MCC’s investment created a political space for dialogue that in 2019, resulted in the Government of Morocco passing legislation to eliminate the single-heir provision. This change brought inheritance rules for the privatization process into alignment with Morocco’s 2004 Family Code by applying Islamic Inheritance Law, which divides the estate among all legal heirs, including wives, daughters, and mothers. This does not guarantee an equal distribution of an asset—a female heir can receive half of what a male heir does—but it does provide legal protection for women to inherit land, rather than leaving inheritance procedures open to customary practices that can be more discriminatory.

Now, more women are guaranteed to benefit in the land titling process as heirs of deceased rights holders.

Annie Thompson, MCC

Women attend a session to promote community awareness of reforms changing land inheritance laws.

Putting Policy into Action

To accompany implementation of the land inheritance reform, the compact undertook measures on the ground, starting with raising awareness so that members of the community understood the reform, its value, and were able to advocate for women to exercise their inheritance rights.

The compact also partnered with the Moroccan Agency for the Fight Against Illiteracy (Agence National pour la Lutte Contre l’Analphabetisme) to provide functional literacy as well as legal and financial literacy training for women within the communities to better equip them to maximize the benefits of a land title.

As part of a national campaign funded by the compact, local leaders and government officials, who traditionally are often men, were trained on the recent legal reform to better prepare them to effectively enforce and protect the inheritance rights of women in the privatization process.

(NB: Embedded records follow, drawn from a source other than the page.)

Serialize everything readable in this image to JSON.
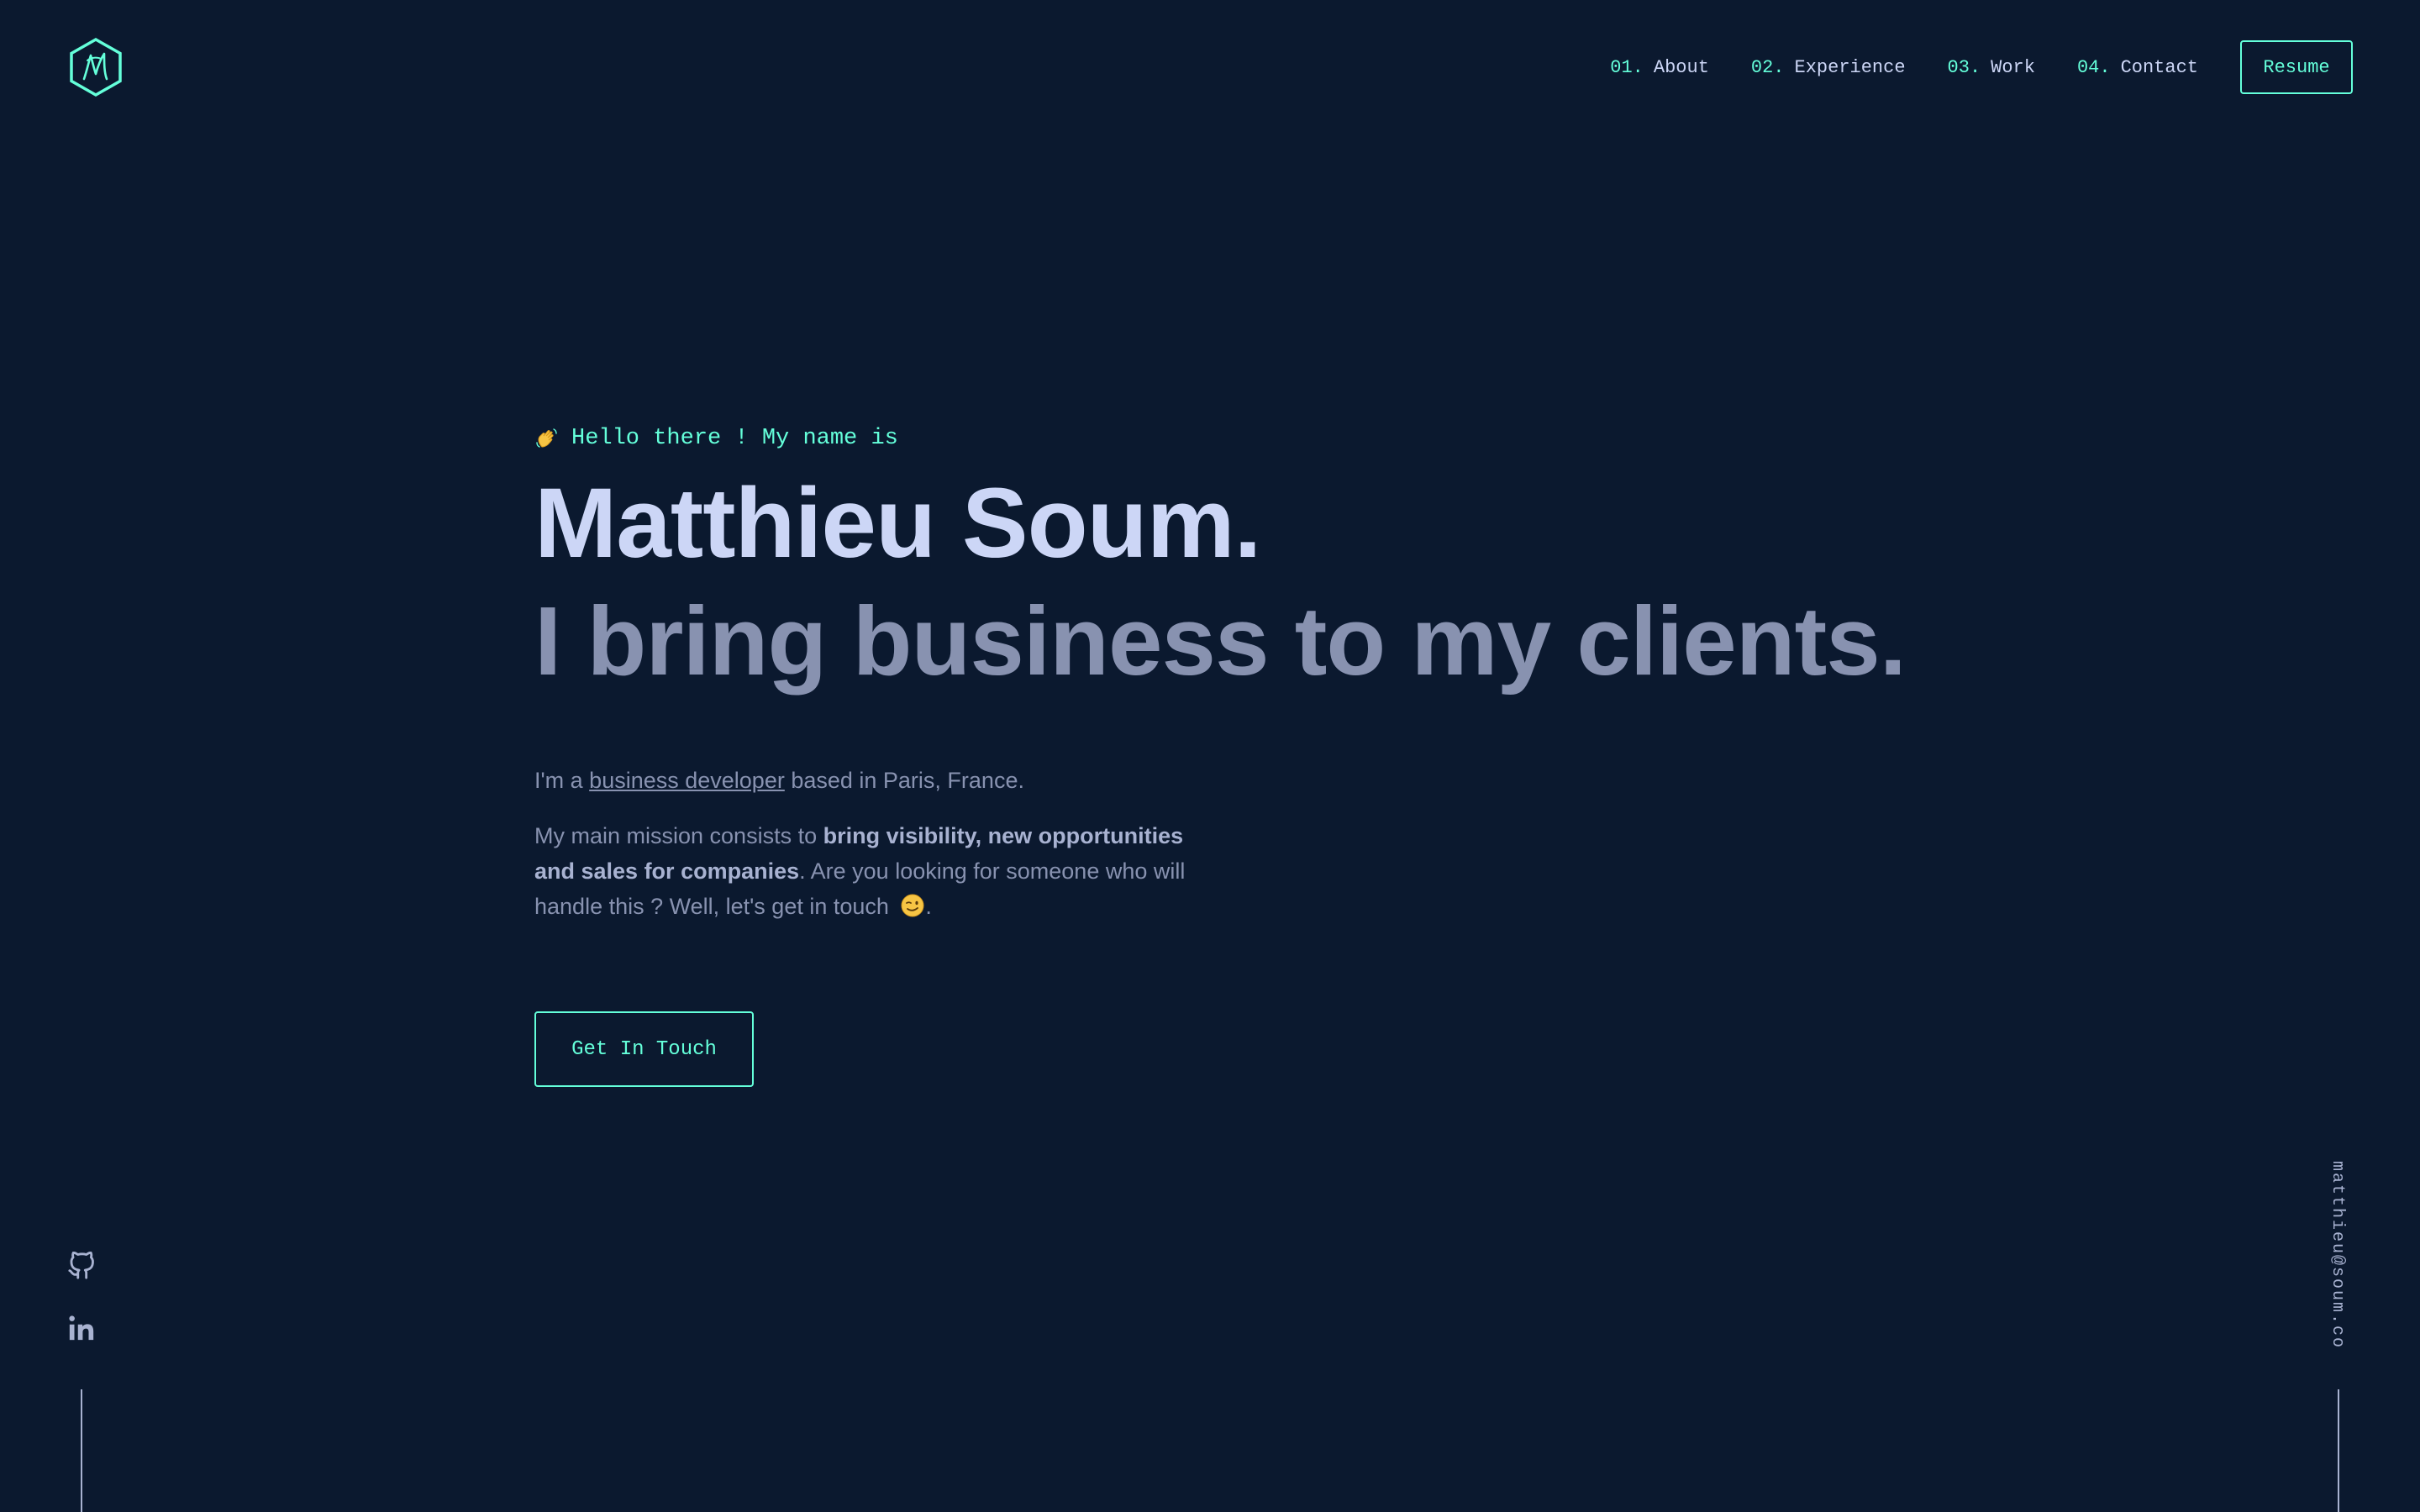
{
  "brand": {
    "logo_icon": "monogram-hexagon-icon",
    "accent": "#64ffda",
    "background": "#0b192f"
  },
  "nav": {
    "items": [
      {
        "num": "01.",
        "label": "About"
      },
      {
        "num": "02.",
        "label": "Experience"
      },
      {
        "num": "03.",
        "label": "Work"
      },
      {
        "num": "04.",
        "label": "Contact"
      }
    ],
    "resume_label": "Resume"
  },
  "hero": {
    "greeting": "Hello there ! My name is",
    "greeting_icon": "waving-hand-icon",
    "name": "Matthieu Soum.",
    "tagline": "I bring business to my clients.",
    "intro_prefix": "I'm a ",
    "intro_link": "business developer",
    "intro_suffix": " based in Paris, France.",
    "mission_prefix": "My main mission consists to ",
    "mission_bold": "bring visibility, new opportunities and sales for companies",
    "mission_suffix": ". Are you looking for someone who will handle this ? Well, let's get in touch ",
    "mission_end_icon": "winking-face-icon",
    "mission_end": ".",
    "cta_label": "Get In Touch"
  },
  "social": [
    {
      "name": "github-icon"
    },
    {
      "name": "linkedin-icon"
    }
  ],
  "email": "matthieu@soum.co"
}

Finally, the compact provided legal assistance to families to navigate the administrative process so that the names of all heirs—women and men—appeared on land titles. This legal assistance included mobilizing the first graduating class of female customary notaries ever in Morocco, as this was a profession legally closed to women until recent years. Notaries play an important role in land administration services in many countries, and when women can see themselves in the formalities of the administrative process, it goes a long way in building a sense of trust in and access to land services.

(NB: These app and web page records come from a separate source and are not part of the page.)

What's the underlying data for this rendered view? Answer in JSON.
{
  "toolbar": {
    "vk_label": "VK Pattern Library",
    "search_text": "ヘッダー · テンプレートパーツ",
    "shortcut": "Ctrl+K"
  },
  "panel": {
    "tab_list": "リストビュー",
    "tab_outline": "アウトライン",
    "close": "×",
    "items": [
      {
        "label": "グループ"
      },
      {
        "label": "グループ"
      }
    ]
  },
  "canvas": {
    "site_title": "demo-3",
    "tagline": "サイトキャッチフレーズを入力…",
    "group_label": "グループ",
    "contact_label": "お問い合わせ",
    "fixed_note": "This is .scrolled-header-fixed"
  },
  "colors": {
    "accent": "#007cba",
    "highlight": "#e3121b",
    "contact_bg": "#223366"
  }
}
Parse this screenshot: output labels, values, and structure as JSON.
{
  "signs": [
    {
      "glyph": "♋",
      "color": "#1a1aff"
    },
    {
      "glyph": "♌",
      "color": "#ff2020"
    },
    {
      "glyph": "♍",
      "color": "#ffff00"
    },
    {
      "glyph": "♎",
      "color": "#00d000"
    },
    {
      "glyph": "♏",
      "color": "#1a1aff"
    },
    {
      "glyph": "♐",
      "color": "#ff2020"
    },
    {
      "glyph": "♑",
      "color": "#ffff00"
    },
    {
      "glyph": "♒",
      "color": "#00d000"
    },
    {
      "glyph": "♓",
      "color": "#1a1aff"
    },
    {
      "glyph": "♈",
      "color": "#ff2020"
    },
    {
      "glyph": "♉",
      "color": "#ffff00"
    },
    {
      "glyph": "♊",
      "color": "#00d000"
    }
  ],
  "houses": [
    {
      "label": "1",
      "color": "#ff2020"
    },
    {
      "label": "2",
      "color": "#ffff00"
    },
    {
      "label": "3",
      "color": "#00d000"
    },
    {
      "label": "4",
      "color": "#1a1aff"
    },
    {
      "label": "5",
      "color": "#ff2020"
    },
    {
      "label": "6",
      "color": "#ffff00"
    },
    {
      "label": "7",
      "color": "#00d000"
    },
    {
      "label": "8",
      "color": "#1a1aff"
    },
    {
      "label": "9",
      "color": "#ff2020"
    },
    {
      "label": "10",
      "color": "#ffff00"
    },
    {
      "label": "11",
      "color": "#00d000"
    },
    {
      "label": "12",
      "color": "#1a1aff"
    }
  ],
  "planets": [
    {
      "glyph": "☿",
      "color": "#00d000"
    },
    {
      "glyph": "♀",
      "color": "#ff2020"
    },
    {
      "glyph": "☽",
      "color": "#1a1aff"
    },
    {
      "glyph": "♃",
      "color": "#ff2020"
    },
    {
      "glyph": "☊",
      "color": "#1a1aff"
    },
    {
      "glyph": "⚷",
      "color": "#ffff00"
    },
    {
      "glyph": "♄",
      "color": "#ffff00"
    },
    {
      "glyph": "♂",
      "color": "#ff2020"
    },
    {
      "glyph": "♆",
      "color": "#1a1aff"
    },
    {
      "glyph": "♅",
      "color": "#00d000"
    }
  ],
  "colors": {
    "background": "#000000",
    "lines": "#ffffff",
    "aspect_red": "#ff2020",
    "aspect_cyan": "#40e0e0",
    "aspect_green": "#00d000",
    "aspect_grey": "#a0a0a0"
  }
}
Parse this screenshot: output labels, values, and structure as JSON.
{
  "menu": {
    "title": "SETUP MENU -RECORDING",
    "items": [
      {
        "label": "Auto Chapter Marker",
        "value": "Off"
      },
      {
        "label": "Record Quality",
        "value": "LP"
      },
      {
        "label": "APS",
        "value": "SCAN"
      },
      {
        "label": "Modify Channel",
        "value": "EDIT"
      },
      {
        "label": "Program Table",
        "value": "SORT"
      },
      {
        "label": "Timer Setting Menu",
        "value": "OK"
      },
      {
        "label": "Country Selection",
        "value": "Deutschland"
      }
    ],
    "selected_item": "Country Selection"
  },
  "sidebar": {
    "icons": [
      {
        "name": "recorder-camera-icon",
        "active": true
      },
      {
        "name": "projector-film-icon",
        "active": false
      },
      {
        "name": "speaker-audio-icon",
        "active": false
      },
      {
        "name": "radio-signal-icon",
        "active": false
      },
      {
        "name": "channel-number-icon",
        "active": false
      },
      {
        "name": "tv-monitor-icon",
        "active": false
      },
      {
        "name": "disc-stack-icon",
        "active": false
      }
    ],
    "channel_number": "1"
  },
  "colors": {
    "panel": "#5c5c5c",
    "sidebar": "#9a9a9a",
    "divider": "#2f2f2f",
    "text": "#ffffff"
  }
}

Annie Thompson, MCC

A Moroccan woman receives legal support on registering to secure inheritance rights.

The results of the MCC-funded land privatization pilot delivered big gains for women. Of the 56,000 hectares of land privatized in the pilot program, 34% of title holders were women. Without the legal reforms adopted by the Moroccan government, fewer than 1% of title holders would have been women.

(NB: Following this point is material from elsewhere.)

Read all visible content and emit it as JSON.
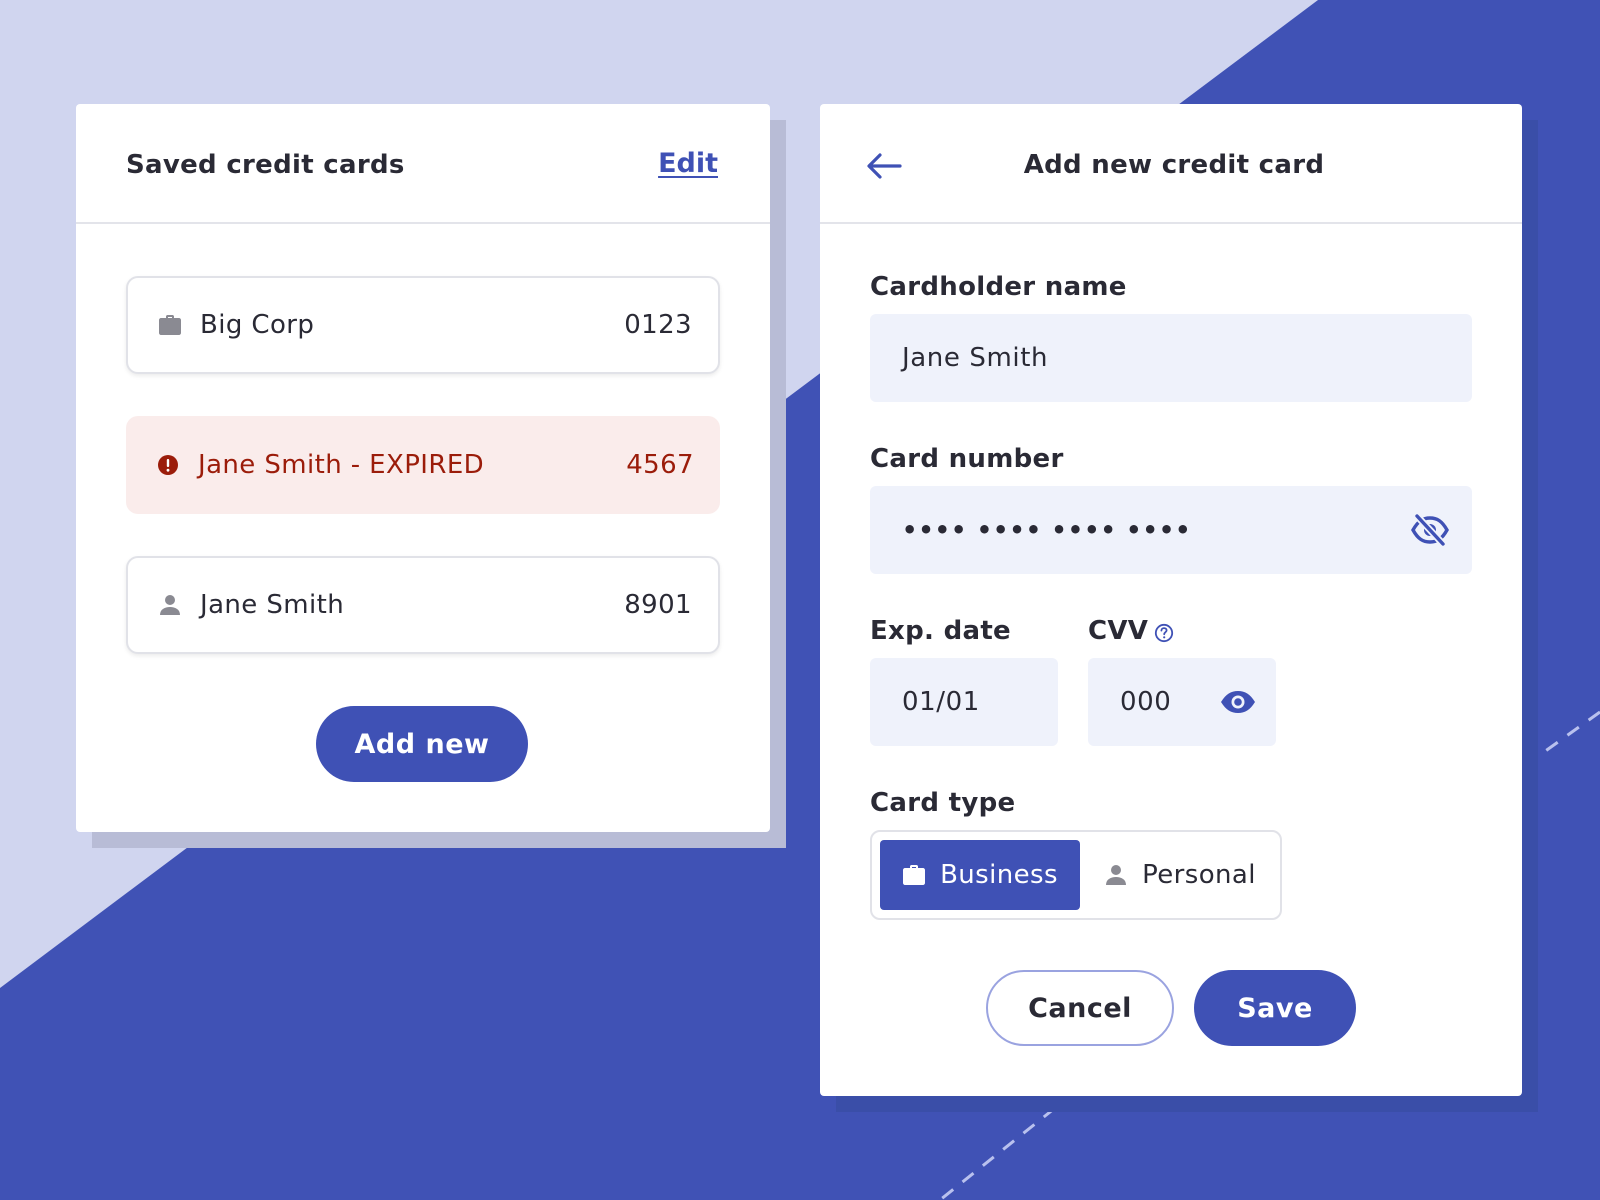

The impact will only continue to grow as more communities in Morocco decide to pursue this land privatization and titling process, with women’s rights as heirs now legally protected. Morocco may also serve as an inspiration for other countries in the region and beyond to tackle legal reforms necessary to ensure protection of women’s inheritance and property rights, as this should be a major dimension of any policy looking to ensure women’s inclusion in national economic growth.

Lessons for the future

The MCC – Morocco Land and Employability Compact demonstrates the important role legal reforms can play in empowering women as property owners. To reform policy, MCC has learned that we and our partner governments must deeply consider the local context to understand where it is possible to move the needle most to achieve inclusive development objectives and in a way that will be locally accepted. There is no one size fits all solution. It’s also important to think about a legal or policy reform as an important but first step and to ensure the ongoing work of its implementation, and that work is on the ground, in the communities, so that all members of the communities including men and women, wives and daughters, understand and are able to navigate to maximize the benefits of the reform.

MCC’s work in Morocco serves as a fine example of how the agency works with governments around the world to deliver legal, policy and institutional reforms that remove barriers preventing women’s equal access to economic opportunities.